New Cisco Certifications 2019
By Maren Mahoney and Vick Tagawa | 4 Min Read
This week, Cisco announced changes to its professional certification program that streamlines paths toward certification for individuals. Accompanying the new certifications will be a new training curriculum and updated exams. The industry impact should be a significant increase in Cisco certifications held by individuals. But maybe you don’t care. There are many folks who think, “what do certifications do for anyone other than help their egos?”
Benefits of Certification
Throughout my career, I have watched professional certifications enable students to launch, change and advance their careers across a vast array of IT opportunities. Certifications provide an objective metric that recruiters, hiring managers, and anyone that supervises IT staff can use. It can help them evaluate a candidate’s knowledge, skills, and aptitude when considering them for employment, advancement or for project assignments. From a personal perspective, certifications provide individuals with the motivation to learn and master new technologies; providing a reward for their efforts and increased confidence to continue learning and challenging themselves. So, what is new?
Past career certifications, regardless of the vendor, looked pretty much the same. There would be a blueprint of recommended courses, study materials and a raft of exams that the candidate would take and pass to achieve their certification. The problem with this approach is that these blueprints are very generic and driven by the vendor’s idea of what professionals need to know vs. the individual’s job or career requirements.
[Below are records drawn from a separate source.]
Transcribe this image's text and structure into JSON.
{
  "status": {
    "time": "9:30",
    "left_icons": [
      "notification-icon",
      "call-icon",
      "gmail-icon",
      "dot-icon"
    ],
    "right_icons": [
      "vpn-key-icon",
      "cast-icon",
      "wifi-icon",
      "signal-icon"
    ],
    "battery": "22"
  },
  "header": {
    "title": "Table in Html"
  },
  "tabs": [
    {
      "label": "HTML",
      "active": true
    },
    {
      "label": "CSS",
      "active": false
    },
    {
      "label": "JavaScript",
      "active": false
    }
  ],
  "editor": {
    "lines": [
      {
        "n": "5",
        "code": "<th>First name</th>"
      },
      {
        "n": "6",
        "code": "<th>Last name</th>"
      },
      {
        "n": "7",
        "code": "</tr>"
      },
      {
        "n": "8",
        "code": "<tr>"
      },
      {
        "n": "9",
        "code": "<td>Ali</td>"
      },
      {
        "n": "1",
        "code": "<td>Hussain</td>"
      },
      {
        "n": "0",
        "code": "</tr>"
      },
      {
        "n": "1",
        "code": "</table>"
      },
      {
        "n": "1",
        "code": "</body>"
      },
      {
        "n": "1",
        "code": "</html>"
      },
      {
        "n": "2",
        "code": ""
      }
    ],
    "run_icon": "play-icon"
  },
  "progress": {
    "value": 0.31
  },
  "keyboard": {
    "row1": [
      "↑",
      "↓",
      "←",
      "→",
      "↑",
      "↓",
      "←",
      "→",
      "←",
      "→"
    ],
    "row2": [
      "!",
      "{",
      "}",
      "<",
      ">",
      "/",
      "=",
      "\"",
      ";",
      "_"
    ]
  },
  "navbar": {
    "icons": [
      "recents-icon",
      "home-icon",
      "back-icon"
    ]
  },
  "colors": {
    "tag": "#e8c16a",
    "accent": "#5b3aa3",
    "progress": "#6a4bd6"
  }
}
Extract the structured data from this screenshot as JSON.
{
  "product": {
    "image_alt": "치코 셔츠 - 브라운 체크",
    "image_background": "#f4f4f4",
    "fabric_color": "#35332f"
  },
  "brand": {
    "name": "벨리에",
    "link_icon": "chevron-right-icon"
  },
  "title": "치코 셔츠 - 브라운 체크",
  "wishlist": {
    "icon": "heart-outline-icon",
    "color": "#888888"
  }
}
Cisco’s new program changes this paradigm, by awarding certifications based on achievements in a more granular fashion that enables individuals to tailor their certifications to specific goals or job requirements.
Under its newly announced certification program, Cisco-oriented IT professionals can focus on the technologies they need to learn and achieve specialist, professional and expert certifications in those specific areas without the distraction of having to learn irrelevant content. So how does it work?
First, let’s look at the current certifications. Some things to focus on include:
- There are 10 individual CCNA certifications
- Each CCNP Certification requires a CCNA certification in addition to 4 additional exams
- CCDP requires 3 exams in addition to the CCDA certification
Current Cisco Career Certifications
Figure 1. Current Cisco Certifications
Routing & Switching
Under the new Cisco Certification program that goes into effect on February 24, 2020, let’s look at Figure 2.
CCNA Certifications and CCNA Specialist Certifications:
- A single, consolidated CCNA course and exam will replace the 10 existing CCNA courses and exams
- The new exam will still focus on route/switch but will require basic knowledge of the other technology areas as well.
- Once you earn the new CCNA certification, each CCNP Concentration Exam gives you a CCNA Specialist Certification in that topic/technology area. (See below for more information on the Concentration Exams)
- CCNA certification is no longer required for CCNP certification
- The number of CCNP Technology areas have been reduced from 8 to 5
- The new CCNP Technology areas are Enterprise, Security, Service Provider, Collaboration and Data Center
- Each CCNP Technology Area has areas of concentration under them – for example under the CCNP Enterprise technology are there are 6 different CCNP certifications that can be earned
- CCNP certifications only require 2 exams
- Core exam for the technology area
- One Concentration exam for an industry-specific topic e.g. wireless or SD WAN, etc.
- The CCNP Technology Core exam is now also the written exam for CCIE qualification in that technology
- Continuing Education credits can now be used for recertification for CCNA, CCNP, and CCIE certifications
- A new DevNet certification area has been added that includes its own Associate, Specialist, and professional level certification. A CCIE certification in DevNet is expected in the future
Figure 2. Cisco Professional Certification Exam Summary
What is going to happen to my current certifications? What about progress towards new certifications?
All current certifications are still valid and will be valid to their expiration date. When the new program goes into effect, current certifications will be transitioned to the new system. Cisco is providing “Migration Tools” to help you figure out how that migration will happen. As an example, there is no CCNP Cloud certification in the new system. The migration tool (not yet active) will help you understand how that certification will be reflected in the new system.
As for progress towards new certifications, Cisco is being very specific about making sure that existing progress is recognized in the new system. If you are unable to complete the entire certification track before February 24, 2020, that same migration tool will help you understand how the exams you have already passed will be ‘grandfathered’ into the new system. Cisco wants to make sure your hard work is recognized!
Vick has over 30 years of training and IT industry experience. He has a degree in Electrical Engineering and has earned technology vendor certifications on Unix, Novell Netware, Microsoft, and Cisco. He certified as a Certified Cisco Systems Instructor in 1997 and has maintained his CCIE certification since 2001.
Maren has over 20 years in the IT industry with training (formal and ad hoc) always a part of every job. She holds a Bachelor of Science degree with concentrations in Mathematics and Russian Studies and is a US Army Veteran. Maren earned the CCIE Collaboration in 2015, and in addition to Collaboration, she holds certification in Route/Switch, Data Center and Design. Maren has also held (and taught!) Microsoft and CompTIA+ certifications.Tags: Certification, Cisco